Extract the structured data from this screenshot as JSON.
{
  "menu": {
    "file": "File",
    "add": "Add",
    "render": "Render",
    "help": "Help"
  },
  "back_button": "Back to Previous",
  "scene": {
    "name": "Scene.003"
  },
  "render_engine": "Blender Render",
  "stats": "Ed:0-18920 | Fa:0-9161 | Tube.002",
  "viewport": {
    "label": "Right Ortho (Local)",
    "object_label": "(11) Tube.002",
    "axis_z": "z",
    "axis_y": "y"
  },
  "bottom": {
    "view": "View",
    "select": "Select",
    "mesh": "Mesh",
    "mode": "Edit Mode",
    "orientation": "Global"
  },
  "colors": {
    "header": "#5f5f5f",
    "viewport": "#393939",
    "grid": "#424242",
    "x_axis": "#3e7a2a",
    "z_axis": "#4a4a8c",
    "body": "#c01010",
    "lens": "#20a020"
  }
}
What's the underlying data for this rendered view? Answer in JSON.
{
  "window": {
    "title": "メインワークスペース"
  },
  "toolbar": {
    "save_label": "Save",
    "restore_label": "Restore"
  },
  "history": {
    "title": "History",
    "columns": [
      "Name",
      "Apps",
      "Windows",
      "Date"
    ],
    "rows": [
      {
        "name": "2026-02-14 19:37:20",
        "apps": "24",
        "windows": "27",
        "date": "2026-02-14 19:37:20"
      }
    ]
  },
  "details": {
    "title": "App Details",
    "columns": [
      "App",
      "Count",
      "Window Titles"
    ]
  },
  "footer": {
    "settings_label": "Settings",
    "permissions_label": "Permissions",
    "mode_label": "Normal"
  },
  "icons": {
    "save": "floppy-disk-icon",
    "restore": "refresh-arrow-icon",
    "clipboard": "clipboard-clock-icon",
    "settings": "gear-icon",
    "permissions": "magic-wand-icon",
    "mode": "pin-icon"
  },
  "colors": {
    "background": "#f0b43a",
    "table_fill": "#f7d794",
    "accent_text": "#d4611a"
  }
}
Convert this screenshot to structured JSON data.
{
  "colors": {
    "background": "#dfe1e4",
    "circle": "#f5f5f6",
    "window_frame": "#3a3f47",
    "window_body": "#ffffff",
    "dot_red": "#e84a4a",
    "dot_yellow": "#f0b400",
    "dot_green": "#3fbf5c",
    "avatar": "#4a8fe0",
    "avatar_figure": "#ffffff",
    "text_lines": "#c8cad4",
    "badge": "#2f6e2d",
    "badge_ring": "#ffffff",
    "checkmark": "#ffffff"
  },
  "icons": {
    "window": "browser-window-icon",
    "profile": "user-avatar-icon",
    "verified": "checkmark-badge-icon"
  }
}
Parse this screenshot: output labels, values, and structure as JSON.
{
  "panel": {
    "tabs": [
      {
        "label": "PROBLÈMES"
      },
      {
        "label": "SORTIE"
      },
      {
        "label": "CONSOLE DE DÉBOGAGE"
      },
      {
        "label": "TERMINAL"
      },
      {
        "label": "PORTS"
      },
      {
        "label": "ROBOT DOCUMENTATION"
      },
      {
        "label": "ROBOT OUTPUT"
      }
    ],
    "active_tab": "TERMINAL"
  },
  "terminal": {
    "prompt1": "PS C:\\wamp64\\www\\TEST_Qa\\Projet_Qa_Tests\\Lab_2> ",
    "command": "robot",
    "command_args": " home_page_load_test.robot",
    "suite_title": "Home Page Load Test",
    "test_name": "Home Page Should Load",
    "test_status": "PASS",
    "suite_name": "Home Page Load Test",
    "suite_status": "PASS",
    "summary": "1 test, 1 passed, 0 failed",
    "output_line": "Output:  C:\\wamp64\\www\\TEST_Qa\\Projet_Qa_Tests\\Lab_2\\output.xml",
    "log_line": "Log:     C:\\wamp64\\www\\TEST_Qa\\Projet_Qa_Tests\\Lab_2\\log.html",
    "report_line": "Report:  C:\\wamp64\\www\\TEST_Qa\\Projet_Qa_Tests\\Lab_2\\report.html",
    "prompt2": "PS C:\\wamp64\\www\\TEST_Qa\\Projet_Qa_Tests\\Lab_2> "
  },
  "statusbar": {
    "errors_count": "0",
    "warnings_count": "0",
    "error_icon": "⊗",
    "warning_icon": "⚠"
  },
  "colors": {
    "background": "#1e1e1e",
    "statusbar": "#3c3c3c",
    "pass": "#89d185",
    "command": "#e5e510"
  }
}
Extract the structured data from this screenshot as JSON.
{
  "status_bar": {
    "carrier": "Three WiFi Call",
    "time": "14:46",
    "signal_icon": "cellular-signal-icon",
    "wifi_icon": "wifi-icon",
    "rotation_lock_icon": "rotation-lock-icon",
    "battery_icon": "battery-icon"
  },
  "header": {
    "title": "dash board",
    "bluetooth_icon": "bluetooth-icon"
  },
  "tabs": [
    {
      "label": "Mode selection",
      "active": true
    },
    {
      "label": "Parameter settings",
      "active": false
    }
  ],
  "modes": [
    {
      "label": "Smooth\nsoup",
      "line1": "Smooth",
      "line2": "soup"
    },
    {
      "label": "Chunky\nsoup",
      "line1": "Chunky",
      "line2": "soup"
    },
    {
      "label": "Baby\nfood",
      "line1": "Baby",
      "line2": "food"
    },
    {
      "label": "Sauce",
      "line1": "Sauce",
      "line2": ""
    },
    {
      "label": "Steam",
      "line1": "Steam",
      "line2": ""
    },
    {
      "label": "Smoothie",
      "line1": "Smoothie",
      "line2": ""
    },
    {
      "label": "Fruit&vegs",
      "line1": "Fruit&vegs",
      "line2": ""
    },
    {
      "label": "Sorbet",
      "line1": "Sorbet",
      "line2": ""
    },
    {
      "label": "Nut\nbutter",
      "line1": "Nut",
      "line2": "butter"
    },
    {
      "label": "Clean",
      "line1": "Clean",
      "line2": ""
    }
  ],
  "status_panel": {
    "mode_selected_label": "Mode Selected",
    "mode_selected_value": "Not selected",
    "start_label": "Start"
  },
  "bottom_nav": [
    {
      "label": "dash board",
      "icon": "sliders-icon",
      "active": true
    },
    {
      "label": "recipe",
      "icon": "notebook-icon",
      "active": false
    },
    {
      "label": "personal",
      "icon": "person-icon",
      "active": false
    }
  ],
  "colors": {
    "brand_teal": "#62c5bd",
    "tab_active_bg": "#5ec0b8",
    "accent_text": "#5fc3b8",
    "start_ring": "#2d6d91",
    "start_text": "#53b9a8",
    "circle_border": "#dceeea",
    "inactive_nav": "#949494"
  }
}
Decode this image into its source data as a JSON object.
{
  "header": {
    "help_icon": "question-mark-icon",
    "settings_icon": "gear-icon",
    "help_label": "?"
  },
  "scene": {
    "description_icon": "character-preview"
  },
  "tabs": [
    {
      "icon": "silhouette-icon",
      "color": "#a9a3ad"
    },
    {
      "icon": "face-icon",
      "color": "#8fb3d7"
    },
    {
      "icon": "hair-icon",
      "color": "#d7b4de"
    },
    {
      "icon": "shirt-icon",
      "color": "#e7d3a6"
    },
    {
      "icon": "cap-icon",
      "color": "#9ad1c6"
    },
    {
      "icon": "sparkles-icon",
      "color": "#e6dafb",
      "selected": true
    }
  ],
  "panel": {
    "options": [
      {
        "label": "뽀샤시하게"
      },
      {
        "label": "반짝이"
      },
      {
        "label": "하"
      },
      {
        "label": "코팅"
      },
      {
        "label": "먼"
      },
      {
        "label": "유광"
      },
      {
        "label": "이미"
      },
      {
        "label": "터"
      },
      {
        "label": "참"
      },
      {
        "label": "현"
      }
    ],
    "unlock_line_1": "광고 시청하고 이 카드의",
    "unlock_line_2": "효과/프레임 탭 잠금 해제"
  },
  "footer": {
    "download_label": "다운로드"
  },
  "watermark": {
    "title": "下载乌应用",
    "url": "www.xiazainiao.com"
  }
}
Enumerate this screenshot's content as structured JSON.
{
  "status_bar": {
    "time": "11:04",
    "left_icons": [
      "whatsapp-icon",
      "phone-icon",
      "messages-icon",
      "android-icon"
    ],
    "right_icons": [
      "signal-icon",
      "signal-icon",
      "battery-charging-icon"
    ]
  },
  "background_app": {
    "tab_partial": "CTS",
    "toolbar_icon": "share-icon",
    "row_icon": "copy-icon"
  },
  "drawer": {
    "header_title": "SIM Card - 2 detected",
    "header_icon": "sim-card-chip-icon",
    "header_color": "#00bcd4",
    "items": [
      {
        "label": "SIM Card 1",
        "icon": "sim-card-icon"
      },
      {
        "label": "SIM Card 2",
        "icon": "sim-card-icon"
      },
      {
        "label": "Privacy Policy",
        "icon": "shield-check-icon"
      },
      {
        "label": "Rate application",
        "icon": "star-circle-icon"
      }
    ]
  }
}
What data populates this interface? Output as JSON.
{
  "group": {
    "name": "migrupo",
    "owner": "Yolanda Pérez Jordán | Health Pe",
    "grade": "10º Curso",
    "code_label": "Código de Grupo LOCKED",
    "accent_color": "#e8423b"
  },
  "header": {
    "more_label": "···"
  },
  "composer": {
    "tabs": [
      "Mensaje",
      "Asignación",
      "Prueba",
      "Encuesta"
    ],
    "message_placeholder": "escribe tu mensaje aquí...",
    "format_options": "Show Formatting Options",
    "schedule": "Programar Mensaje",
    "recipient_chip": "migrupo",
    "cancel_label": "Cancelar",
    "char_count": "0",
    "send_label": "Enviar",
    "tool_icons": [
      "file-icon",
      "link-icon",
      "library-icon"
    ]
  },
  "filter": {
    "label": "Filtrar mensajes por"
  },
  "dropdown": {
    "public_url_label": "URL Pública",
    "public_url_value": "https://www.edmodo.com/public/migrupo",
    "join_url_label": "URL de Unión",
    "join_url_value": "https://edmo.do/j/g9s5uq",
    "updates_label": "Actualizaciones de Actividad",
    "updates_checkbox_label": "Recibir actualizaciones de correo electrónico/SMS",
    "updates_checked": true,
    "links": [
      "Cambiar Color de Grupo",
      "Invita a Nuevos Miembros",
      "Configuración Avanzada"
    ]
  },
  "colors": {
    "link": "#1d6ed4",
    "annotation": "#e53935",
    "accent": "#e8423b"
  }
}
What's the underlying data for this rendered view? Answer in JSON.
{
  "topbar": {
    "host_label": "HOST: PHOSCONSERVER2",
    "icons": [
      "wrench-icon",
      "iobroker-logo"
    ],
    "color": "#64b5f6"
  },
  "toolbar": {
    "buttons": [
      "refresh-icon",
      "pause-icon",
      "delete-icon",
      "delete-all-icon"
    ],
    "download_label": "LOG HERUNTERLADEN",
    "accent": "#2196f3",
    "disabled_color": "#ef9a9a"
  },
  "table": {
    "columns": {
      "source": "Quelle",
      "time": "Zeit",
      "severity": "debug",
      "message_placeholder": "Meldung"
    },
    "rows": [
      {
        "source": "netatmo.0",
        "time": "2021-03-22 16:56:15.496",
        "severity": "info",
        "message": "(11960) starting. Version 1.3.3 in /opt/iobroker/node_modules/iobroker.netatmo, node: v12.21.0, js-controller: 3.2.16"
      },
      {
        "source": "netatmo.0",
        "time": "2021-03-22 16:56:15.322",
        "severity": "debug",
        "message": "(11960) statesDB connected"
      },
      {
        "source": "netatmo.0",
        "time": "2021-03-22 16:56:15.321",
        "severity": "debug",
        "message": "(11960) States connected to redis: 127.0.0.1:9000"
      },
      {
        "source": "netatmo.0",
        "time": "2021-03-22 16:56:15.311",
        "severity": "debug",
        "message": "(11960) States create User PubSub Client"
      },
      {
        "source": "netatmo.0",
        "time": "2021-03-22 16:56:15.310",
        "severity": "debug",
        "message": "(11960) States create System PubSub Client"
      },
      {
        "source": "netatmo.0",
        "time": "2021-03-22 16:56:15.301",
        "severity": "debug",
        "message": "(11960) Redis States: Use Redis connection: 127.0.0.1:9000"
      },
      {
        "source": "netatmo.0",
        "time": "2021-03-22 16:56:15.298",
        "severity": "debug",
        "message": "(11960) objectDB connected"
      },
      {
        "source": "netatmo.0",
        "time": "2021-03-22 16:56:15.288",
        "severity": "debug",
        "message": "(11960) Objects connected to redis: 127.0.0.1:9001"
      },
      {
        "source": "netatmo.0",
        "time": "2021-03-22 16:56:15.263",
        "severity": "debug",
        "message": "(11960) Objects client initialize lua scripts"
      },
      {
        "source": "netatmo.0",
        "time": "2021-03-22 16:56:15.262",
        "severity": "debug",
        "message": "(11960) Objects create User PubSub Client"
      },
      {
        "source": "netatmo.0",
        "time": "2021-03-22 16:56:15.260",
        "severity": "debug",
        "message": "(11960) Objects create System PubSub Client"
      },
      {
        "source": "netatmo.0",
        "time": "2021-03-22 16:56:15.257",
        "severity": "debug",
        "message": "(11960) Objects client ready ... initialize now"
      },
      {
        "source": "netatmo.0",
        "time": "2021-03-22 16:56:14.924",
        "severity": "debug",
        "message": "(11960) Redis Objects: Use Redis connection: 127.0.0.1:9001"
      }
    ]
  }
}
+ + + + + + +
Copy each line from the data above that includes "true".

      "active": true
      "active": true
      "selected": true
    "updates_checked": true,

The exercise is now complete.